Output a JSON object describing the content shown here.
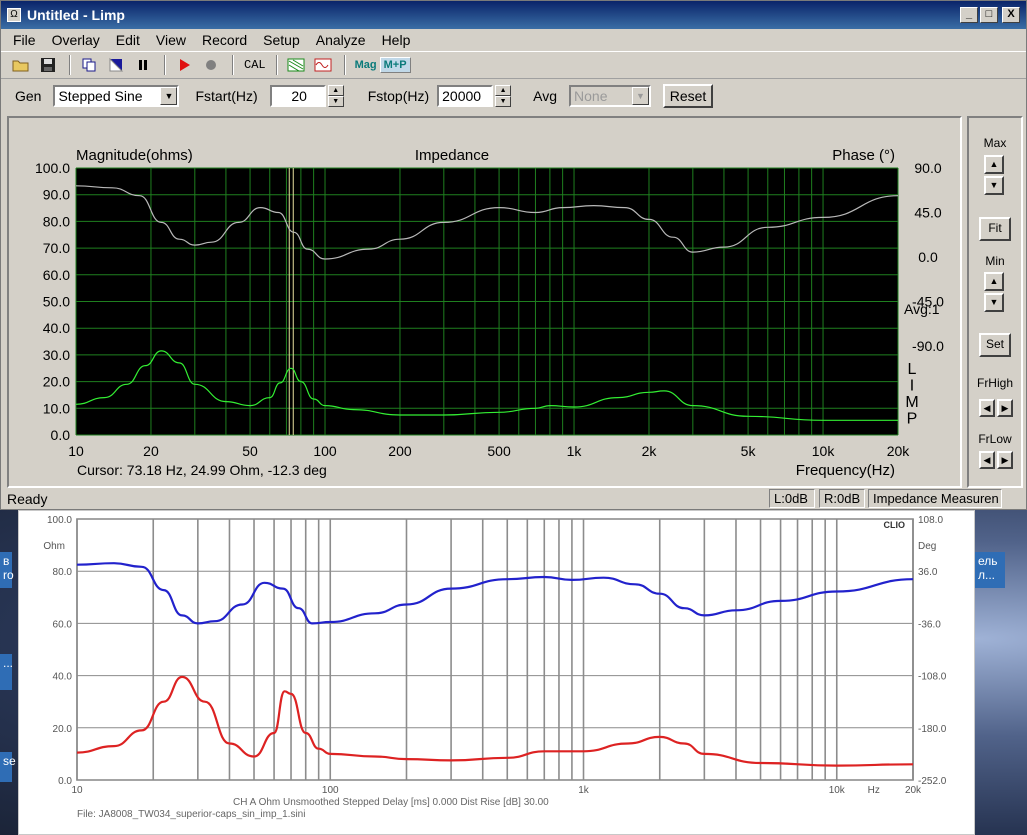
{
  "window": {
    "title": "Untitled - Limp",
    "buttons": [
      "_",
      "□",
      "X"
    ]
  },
  "menu": [
    "File",
    "Overlay",
    "Edit",
    "View",
    "Record",
    "Setup",
    "Analyze",
    "Help"
  ],
  "toolbar": {
    "cal": "CAL",
    "mag": "Mag",
    "mp": "M+P"
  },
  "gen": {
    "gen_label": "Gen",
    "gen_value": "Stepped Sine",
    "fstart_label": "Fstart(Hz)",
    "fstart_value": "20",
    "fstop_label": "Fstop(Hz)",
    "fstop_value": "20000",
    "avg_label": "Avg",
    "avg_value": "None",
    "reset_label": "Reset"
  },
  "side": {
    "max": "Max",
    "fit": "Fit",
    "min": "Min",
    "set": "Set",
    "frhigh": "FrHigh",
    "frlow": "FrLow"
  },
  "status": {
    "ready": "Ready",
    "left": "L:0dB",
    "right": "R:0dB",
    "mode": "Impedance Measuren"
  },
  "desktop": {
    "tab1": "в",
    "tab1b": "ro",
    "tab2": "...",
    "tab3": "se",
    "tab4": "ель",
    "tab4b": "л..."
  },
  "chart_data": [
    {
      "type": "line",
      "title": "Impedance",
      "ylabel": "Magnitude(ohms)",
      "y2label": "Phase (°)",
      "xlabel": "Frequency(Hz)",
      "xscale": "log",
      "xlim": [
        10,
        20000
      ],
      "ylim": [
        0,
        100
      ],
      "y2lim": [
        -180,
        90
      ],
      "xticks": [
        "10",
        "20",
        "50",
        "100",
        "200",
        "500",
        "1k",
        "2k",
        "5k",
        "10k",
        "20k"
      ],
      "xtick_values": [
        10,
        20,
        50,
        100,
        200,
        500,
        1000,
        2000,
        5000,
        10000,
        20000
      ],
      "yticks": [
        "100.0",
        "90.0",
        "80.0",
        "70.0",
        "60.0",
        "50.0",
        "40.0",
        "30.0",
        "20.0",
        "10.0",
        "0.0"
      ],
      "y2ticks": [
        "90.0",
        "45.0",
        "0.0",
        "-45.0",
        "-90.0"
      ],
      "avg": "Avg:1",
      "side_letters": [
        "L",
        "I",
        "M",
        "P"
      ],
      "cursor_text": "Cursor: 73.18 Hz, 24.99 Ohm, -12.3 deg",
      "cursor_x": 73.18,
      "grid": true,
      "background": "#000000",
      "grid_color": "#1f7f1f",
      "series": [
        {
          "name": "Magnitude",
          "axis": "left",
          "color": "#33ee33",
          "x": [
            10,
            13,
            16,
            19,
            22,
            26,
            30,
            40,
            50,
            60,
            66,
            73,
            80,
            90,
            100,
            130,
            200,
            300,
            500,
            700,
            800,
            1000,
            1500,
            2000,
            2300,
            3000,
            5000,
            10000,
            20000
          ],
          "y": [
            11.5,
            14,
            19,
            26,
            31.5,
            27,
            19,
            12.5,
            11,
            14,
            19.5,
            25,
            20,
            13.5,
            11,
            9.5,
            7.5,
            7.5,
            8.5,
            10,
            11,
            10.5,
            14,
            16,
            16.5,
            11,
            7,
            5.5,
            5.5
          ]
        },
        {
          "name": "Phase",
          "axis": "right",
          "color": "#b8b8b8",
          "x": [
            10,
            14,
            18,
            22,
            26,
            30,
            35,
            45,
            55,
            65,
            75,
            85,
            100,
            150,
            200,
            300,
            500,
            700,
            900,
            1200,
            1600,
            2000,
            2500,
            3000,
            4000,
            6000,
            10000,
            20000
          ],
          "y": [
            72,
            70,
            62,
            35,
            18,
            12,
            15,
            35,
            50,
            45,
            25,
            8,
            -2,
            8,
            18,
            35,
            50,
            45,
            50,
            52,
            50,
            38,
            20,
            5,
            10,
            30,
            40,
            62
          ]
        }
      ]
    },
    {
      "type": "line",
      "title": "",
      "ylabel": "Ohm",
      "y2label": "Deg",
      "xscale": "log",
      "xlim": [
        10,
        20000
      ],
      "ylim": [
        0,
        100
      ],
      "y2lim": [
        -252,
        108
      ],
      "yticks": [
        "100.0",
        "80.0",
        "60.0",
        "40.0",
        "20.0",
        "0.0"
      ],
      "y2ticks": [
        "108.0",
        "36.0",
        "-36.0",
        "-108.0",
        "-180.0",
        "-252.0"
      ],
      "xticks": [
        "10",
        "100",
        "1k",
        "10k",
        "Hz",
        "20k"
      ],
      "logo": "CLIO",
      "footer1": "CH A   Ohm   Unsmoothed   Stepped   Delay [ms] 0.000   Dist Rise [dB] 30.00",
      "footer2": "File: JA8008_TW034_superior-caps_sin_imp_1.sini",
      "series": [
        {
          "name": "Ohm",
          "axis": "left",
          "color": "#dd2222",
          "x": [
            10,
            14,
            18,
            22,
            26,
            32,
            40,
            50,
            60,
            66,
            70,
            80,
            90,
            100,
            150,
            200,
            300,
            500,
            700,
            1000,
            1500,
            2000,
            2500,
            3000,
            5000,
            10000,
            20000
          ],
          "y": [
            10.5,
            13,
            19,
            30,
            39.5,
            30,
            14,
            9,
            18,
            34,
            33,
            18,
            12,
            10,
            9,
            8,
            7.5,
            8.5,
            11,
            11,
            14,
            16.5,
            14,
            10,
            6.5,
            5.5,
            6
          ]
        },
        {
          "name": "Deg",
          "axis": "right",
          "color": "#2222cc",
          "x": [
            10,
            14,
            18,
            22,
            26,
            30,
            35,
            45,
            55,
            65,
            75,
            85,
            100,
            150,
            200,
            300,
            500,
            700,
            900,
            1200,
            1600,
            2000,
            2500,
            3000,
            4000,
            6000,
            10000,
            20000
          ],
          "y": [
            45,
            47,
            42,
            10,
            -25,
            -36,
            -33,
            -10,
            20,
            12,
            -15,
            -36,
            -34,
            -22,
            -10,
            12,
            25,
            28,
            24,
            27,
            18,
            5,
            -15,
            -25,
            -18,
            -5,
            8,
            25
          ]
        }
      ]
    }
  ]
}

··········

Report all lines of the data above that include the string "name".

          "name": "Magnitude",
          "name": "Phase",
          "name": "Ohm",
          "name": "Deg",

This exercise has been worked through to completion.